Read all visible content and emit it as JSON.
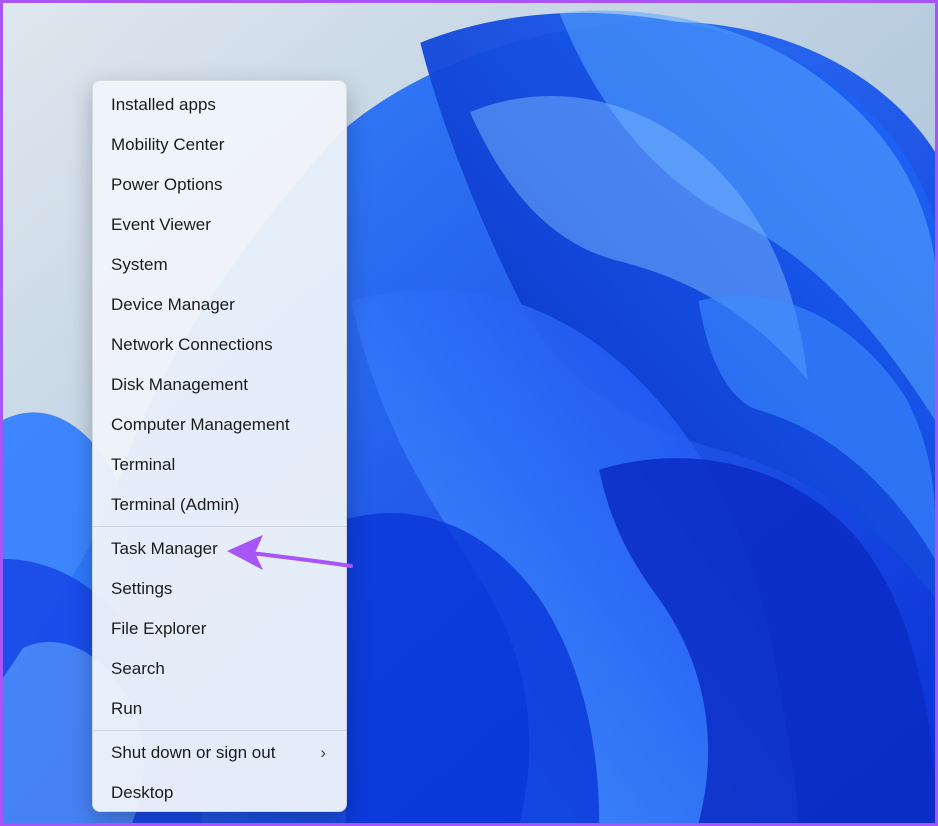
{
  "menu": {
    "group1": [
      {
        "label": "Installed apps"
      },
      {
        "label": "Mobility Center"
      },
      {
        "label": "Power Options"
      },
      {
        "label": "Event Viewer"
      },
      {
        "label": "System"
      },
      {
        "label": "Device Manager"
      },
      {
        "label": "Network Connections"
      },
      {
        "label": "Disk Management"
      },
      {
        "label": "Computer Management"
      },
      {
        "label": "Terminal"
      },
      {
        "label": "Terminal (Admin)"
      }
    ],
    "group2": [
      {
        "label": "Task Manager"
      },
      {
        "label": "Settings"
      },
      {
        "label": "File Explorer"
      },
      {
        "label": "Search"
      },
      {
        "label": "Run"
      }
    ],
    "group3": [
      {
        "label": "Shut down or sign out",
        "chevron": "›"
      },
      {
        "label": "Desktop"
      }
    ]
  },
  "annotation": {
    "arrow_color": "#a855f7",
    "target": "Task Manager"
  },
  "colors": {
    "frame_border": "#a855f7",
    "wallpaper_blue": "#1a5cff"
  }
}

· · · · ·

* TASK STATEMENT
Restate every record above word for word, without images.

* SOLUTION FOR THIS EXERCISE
Read all visible content and emit it as JSON.
{
  "menu": {
    "group1": [
      {
        "label": "Installed apps"
      },
      {
        "label": "Mobility Center"
      },
      {
        "label": "Power Options"
      },
      {
        "label": "Event Viewer"
      },
      {
        "label": "System"
      },
      {
        "label": "Device Manager"
      },
      {
        "label": "Network Connections"
      },
      {
        "label": "Disk Management"
      },
      {
        "label": "Computer Management"
      },
      {
        "label": "Terminal"
      },
      {
        "label": "Terminal (Admin)"
      }
    ],
    "group2": [
      {
        "label": "Task Manager"
      },
      {
        "label": "Settings"
      },
      {
        "label": "File Explorer"
      },
      {
        "label": "Search"
      },
      {
        "label": "Run"
      }
    ],
    "group3": [
      {
        "label": "Shut down or sign out",
        "chevron": "›"
      },
      {
        "label": "Desktop"
      }
    ]
  },
  "annotation": {
    "arrow_color": "#a855f7",
    "target": "Task Manager"
  },
  "colors": {
    "frame_border": "#a855f7",
    "wallpaper_blue": "#1a5cff"
  }
}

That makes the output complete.